- What you are asked to do -
A verbatim reprint of the records below is what this exercise asks for.

BEGIN Extracted records

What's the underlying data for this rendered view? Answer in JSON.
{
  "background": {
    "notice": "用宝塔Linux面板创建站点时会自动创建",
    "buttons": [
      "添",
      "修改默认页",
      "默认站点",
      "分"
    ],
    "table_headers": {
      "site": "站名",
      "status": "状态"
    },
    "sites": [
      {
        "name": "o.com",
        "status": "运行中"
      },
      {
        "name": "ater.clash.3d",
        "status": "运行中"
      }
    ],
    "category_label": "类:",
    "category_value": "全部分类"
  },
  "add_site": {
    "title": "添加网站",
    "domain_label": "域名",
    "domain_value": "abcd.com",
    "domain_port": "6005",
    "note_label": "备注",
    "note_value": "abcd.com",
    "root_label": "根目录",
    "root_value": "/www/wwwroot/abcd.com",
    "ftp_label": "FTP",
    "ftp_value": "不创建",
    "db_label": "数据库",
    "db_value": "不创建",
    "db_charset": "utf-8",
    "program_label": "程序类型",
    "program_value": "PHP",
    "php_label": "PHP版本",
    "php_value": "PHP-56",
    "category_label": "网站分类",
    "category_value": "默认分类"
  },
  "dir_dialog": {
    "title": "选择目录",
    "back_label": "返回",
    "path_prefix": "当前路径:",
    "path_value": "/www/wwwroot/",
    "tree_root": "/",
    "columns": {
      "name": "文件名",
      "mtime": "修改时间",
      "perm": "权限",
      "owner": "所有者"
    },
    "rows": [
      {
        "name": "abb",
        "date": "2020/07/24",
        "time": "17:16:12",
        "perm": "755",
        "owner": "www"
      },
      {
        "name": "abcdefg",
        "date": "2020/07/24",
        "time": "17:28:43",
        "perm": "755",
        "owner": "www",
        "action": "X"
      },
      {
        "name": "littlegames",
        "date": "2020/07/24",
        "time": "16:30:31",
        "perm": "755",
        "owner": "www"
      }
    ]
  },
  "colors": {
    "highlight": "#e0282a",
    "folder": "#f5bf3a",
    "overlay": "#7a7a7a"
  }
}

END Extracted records

- Response for this exercise -
What's the underlying data for this rendered view? Answer in JSON.
{
  "background": {
    "notice": "用宝塔Linux面板创建站点时会自动创建",
    "buttons": [
      "添",
      "修改默认页",
      "默认站点",
      "分"
    ],
    "table_headers": {
      "site": "站名",
      "status": "状态"
    },
    "sites": [
      {
        "name": "o.com",
        "status": "运行中"
      },
      {
        "name": "ater.clash.3d",
        "status": "运行中"
      }
    ],
    "category_label": "类:",
    "category_value": "全部分类"
  },
  "add_site": {
    "title": "添加网站",
    "domain_label": "域名",
    "domain_value": "abcd.com",
    "domain_port": "6005",
    "note_label": "备注",
    "note_value": "abcd.com",
    "root_label": "根目录",
    "root_value": "/www/wwwroot/abcd.com",
    "ftp_label": "FTP",
    "ftp_value": "不创建",
    "db_label": "数据库",
    "db_value": "不创建",
    "db_charset": "utf-8",
    "program_label": "程序类型",
    "program_value": "PHP",
    "php_label": "PHP版本",
    "php_value": "PHP-56",
    "category_label": "网站分类",
    "category_value": "默认分类"
  },
  "dir_dialog": {
    "title": "选择目录",
    "back_label": "返回",
    "path_prefix": "当前路径:",
    "path_value": "/www/wwwroot/",
    "tree_root": "/",
    "columns": {
      "name": "文件名",
      "mtime": "修改时间",
      "perm": "权限",
      "owner": "所有者"
    },
    "rows": [
      {
        "name": "abb",
        "date": "2020/07/24",
        "time": "17:16:12",
        "perm": "755",
        "owner": "www"
      },
      {
        "name": "abcdefg",
        "date": "2020/07/24",
        "time": "17:28:43",
        "perm": "755",
        "owner": "www",
        "action": "X"
      },
      {
        "name": "littlegames",
        "date": "2020/07/24",
        "time": "16:30:31",
        "perm": "755",
        "owner": "www"
      }
    ]
  },
  "colors": {
    "highlight": "#e0282a",
    "folder": "#f5bf3a",
    "overlay": "#7a7a7a"
  }
}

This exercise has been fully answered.